i'm not sure, its not something i thought about, but i am going to take a guess. The bow and cupping of the wrist don't cause as much open and face closing as the forearms but they do. grip the club with your left hand, take your stance, and then keeping your left arm still (hold it with the right hand if you can't), just cup and bow the wrist. You see that the clubface moves laterally down the line, not around the body. Now for regards to open and closing a clubface, think of this on the golf plane, that moves around your body. If you at impact, you add loft, but you also change the impact position along the arc, meaning the clubface relative to your swing path will now be open compared to if you didn't. If you bow your left wrist, you change your impact position, and the clubface will be closed.
So really its just something you have to be concious about in the swing. I believe i heard announces say Dustin Johnson, who bows his left wrist, has to hold off rotating the clubface through because if he does he will duck hook the ball.
I'm sure it all makes sense, saevel, but i didn't understand this bit.
I've been playing around with it in front of a mirror and have some new thoughts. It strikes me that cupping the wrist during the backswing changes the shaft plane. Specifically, it gets steeper, so that at the top of the backswing you are above the plane. So you come down over the top, approaching impact on an out-to-in path, and so you have to open the clubface relative to this path to square the face to target. Hence a fade/slice.
Similarly, if you bow the wrist during the backswing, this flattens the shaft plane, so at the top of the backswing your bowed left wrist puts the shaft under the plane. From here you approach impact from the inside, on an in-to-out plane, and so you have to close the face relative to this path in order to square the face to the target.
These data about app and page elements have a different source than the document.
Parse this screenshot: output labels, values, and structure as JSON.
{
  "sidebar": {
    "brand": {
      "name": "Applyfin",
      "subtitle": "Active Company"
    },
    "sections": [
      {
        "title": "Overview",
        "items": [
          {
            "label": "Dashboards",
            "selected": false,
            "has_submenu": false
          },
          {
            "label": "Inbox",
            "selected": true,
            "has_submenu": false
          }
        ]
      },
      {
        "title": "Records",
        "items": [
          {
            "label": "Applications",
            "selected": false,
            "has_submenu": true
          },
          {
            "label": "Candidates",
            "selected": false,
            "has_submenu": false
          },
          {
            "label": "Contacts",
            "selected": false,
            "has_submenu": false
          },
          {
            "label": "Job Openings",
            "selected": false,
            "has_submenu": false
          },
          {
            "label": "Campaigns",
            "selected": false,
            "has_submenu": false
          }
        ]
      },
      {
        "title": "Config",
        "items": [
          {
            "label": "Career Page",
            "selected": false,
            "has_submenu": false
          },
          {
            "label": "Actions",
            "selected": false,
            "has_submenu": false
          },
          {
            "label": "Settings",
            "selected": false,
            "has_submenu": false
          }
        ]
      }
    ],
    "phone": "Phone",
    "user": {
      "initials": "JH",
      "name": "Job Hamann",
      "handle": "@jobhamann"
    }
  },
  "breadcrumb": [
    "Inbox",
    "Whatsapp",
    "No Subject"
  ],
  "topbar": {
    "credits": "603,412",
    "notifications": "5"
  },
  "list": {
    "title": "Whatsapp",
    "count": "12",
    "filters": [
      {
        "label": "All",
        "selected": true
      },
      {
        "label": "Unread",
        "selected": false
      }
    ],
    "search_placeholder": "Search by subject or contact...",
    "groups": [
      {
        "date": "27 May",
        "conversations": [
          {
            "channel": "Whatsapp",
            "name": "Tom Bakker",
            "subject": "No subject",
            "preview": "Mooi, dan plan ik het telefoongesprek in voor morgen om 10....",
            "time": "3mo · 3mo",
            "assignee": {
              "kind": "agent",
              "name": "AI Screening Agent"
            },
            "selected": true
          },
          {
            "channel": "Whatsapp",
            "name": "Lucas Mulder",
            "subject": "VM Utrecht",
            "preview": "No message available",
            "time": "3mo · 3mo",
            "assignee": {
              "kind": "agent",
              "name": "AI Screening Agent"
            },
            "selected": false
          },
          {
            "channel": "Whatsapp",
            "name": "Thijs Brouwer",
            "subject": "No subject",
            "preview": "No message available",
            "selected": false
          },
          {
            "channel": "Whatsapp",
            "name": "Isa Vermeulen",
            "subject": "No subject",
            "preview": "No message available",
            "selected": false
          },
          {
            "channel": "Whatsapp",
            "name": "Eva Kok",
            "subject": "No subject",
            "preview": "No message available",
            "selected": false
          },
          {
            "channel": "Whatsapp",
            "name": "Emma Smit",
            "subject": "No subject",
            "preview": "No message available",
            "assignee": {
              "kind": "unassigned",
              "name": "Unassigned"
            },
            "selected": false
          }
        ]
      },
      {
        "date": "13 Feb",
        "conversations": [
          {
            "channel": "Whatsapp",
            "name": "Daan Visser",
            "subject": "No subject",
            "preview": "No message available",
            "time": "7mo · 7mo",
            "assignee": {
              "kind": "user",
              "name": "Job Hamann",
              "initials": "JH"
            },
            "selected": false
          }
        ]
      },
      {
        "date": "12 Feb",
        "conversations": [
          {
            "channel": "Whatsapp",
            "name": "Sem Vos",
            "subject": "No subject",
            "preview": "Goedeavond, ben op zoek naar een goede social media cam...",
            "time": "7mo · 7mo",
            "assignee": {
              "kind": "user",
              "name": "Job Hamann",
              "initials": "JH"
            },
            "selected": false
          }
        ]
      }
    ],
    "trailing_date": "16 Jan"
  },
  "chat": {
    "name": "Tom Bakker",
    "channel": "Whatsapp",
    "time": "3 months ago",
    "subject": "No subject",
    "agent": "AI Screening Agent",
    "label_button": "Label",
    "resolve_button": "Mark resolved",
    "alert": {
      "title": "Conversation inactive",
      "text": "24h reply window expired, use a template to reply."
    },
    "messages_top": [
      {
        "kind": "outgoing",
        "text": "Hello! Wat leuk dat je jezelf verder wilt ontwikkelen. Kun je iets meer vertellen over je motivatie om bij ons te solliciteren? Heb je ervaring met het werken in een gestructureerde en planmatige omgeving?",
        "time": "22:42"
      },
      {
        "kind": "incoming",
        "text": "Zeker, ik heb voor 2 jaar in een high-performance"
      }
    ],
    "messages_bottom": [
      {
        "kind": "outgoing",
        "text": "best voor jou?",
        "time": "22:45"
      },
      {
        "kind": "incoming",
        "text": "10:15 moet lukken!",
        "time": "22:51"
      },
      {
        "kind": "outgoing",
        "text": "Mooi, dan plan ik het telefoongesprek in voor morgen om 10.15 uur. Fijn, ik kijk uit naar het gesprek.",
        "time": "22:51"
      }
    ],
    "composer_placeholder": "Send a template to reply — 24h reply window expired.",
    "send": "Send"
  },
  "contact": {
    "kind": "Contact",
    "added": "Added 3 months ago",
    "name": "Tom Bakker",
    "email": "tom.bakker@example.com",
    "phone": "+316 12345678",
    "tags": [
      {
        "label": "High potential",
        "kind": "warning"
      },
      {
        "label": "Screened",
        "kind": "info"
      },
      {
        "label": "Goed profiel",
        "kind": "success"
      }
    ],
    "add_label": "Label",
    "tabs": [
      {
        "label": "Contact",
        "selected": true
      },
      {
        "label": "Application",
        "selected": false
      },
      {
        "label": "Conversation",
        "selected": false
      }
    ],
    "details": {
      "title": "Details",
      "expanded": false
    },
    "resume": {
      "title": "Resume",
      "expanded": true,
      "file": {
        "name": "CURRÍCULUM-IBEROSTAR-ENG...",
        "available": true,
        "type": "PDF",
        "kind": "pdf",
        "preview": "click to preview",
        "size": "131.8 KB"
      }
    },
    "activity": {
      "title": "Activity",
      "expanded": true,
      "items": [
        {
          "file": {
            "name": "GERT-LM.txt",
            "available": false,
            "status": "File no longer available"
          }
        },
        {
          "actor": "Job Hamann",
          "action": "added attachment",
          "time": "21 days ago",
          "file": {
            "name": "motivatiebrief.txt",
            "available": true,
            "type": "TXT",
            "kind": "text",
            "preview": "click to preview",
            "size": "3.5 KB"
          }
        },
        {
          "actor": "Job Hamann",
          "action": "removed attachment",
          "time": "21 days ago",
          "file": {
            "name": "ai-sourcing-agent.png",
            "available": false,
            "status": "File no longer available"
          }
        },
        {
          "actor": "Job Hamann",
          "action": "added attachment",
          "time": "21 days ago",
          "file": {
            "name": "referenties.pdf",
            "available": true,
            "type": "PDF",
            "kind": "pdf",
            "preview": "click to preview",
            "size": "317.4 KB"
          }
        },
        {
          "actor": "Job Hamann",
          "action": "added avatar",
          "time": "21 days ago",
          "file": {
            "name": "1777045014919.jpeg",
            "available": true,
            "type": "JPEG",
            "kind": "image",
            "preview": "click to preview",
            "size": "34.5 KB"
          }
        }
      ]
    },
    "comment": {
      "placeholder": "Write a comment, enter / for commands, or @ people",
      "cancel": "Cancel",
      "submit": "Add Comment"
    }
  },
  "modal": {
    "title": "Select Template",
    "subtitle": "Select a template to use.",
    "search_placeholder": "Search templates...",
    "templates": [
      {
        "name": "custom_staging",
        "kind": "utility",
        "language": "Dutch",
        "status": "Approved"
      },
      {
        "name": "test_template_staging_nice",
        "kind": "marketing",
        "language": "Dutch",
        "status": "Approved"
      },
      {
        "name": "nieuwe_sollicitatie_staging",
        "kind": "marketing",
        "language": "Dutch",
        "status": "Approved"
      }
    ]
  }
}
Hence a draw/hook.
In summary, i'm wondering if it is the effect on the shaft plane more than the effect on the face of cupping/bowing during the backswing, that leads to compensatory adjustments to the face (opening or closing it) at impact.